Relaunched Productivity Board approves first cash awards to state employees for improving Washington government efficiency

OLYMPIA — The Productivity Board, a state employee incentive program of the Office of the Secretary of State, voted unanimously Thursday to award two state employees up to $200 each for their ideas to save the state money.

The Productivity Board encourages all state employees to help save taxpayers' money by offering up to $10,000 for a successful employee proposal to increase government efficiency. First created by the Legislature in 1982, the Productivity Board saved the state millions of dollars before it was shut down in 2011 due to budget constraints.

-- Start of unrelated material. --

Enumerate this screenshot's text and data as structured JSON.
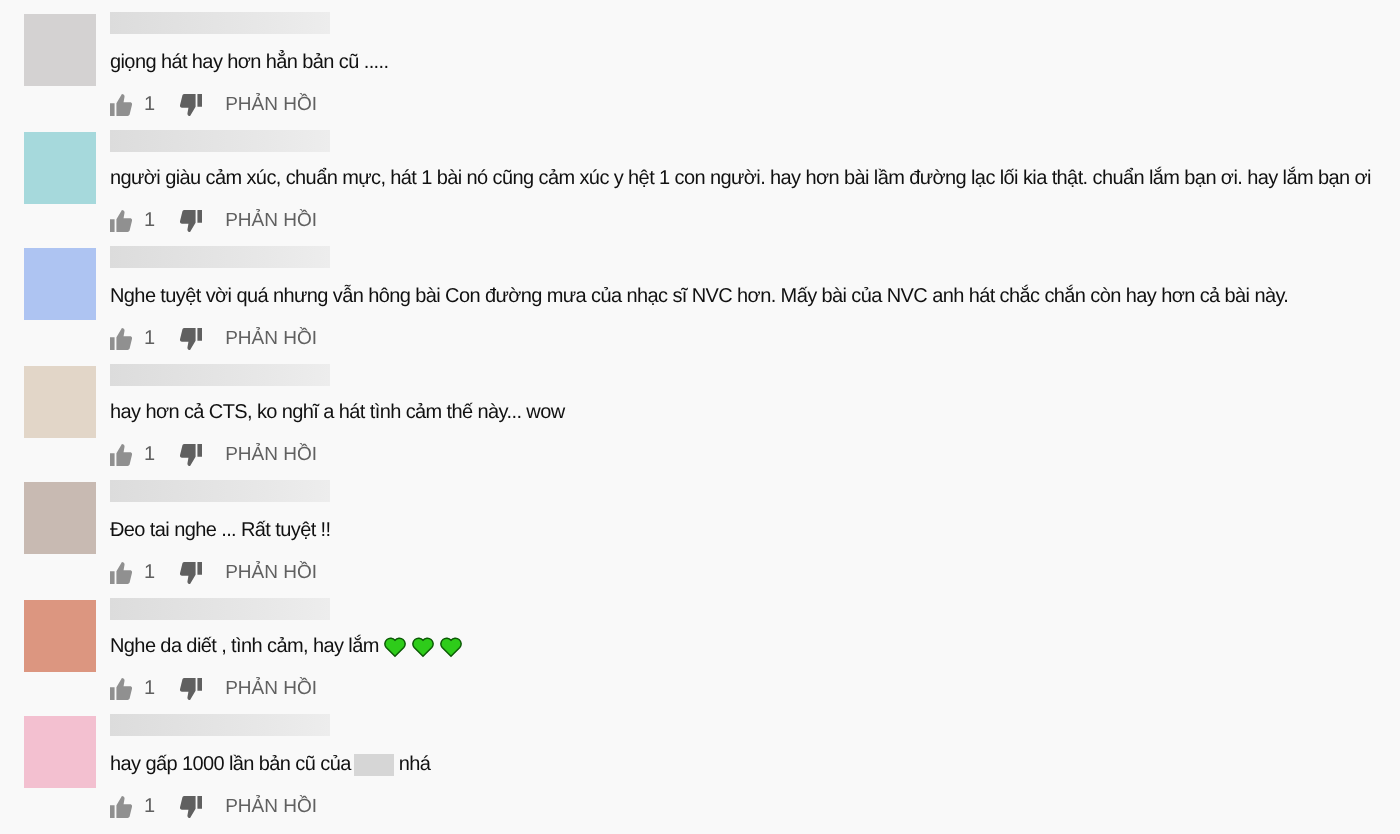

Nathan Wilson, a psychology associate with the Department of Corrections, will receive a recognition and award of up to $200 for developing diagnostic support tools in JavaScript and Phrase Express to expedite the mental health assessment process. The Department of Corrections estimates the tools will be implemented in June 2024.

David Halpern, a retired park ranger with the Washington State Parks and Recreation Commission, will receive a recognition and award of up to $200 for his discovery that the retirement process could involve fewer requirements and paperwork by providing a single packet of instructions to follow. The Parks and Recreation Department implemented this change earlier this month.

More than 65 suggestions have been submitted since Secretary of State Steve Hobbs restarted the Productivity Board in January.

“I am thrilled so many of Washington’s public employees have been encouraged to submit their innovative, cost-saving ideas,” Secretary Steve Hobbs said. “I am proud of the hard work they do every day making important decisions for communities across the state.”

Submissions can be made through the Employee Suggestion Program for an individual’s idea or through the Teamwork Incentive Program for larger process improvements for two or more employees’ ideas.

“I encourage all state employees to submit proposals,” Secretary Hobbs said. “Your ideas could increase state productivity, improve service and working conditions, generate revenue, conserve energy, or save money.”

Washington’s Office of the Secretary of State oversees areas within state government including managing state elections, registering corporations and charities, and governing the use of the state flag and state seal. The office also operates the State Archives and the State Library, documents extraordinary stories in Washington’s history through Legacy Washington, and administers the Combined Fund Drive for charitable giving by state employees and the Productivity Board state employee suggestion program to provide incentives for efficiency improvements. The Secretary of State also oversees the state’s Address Confidentiality Program to help protect survivors of crime.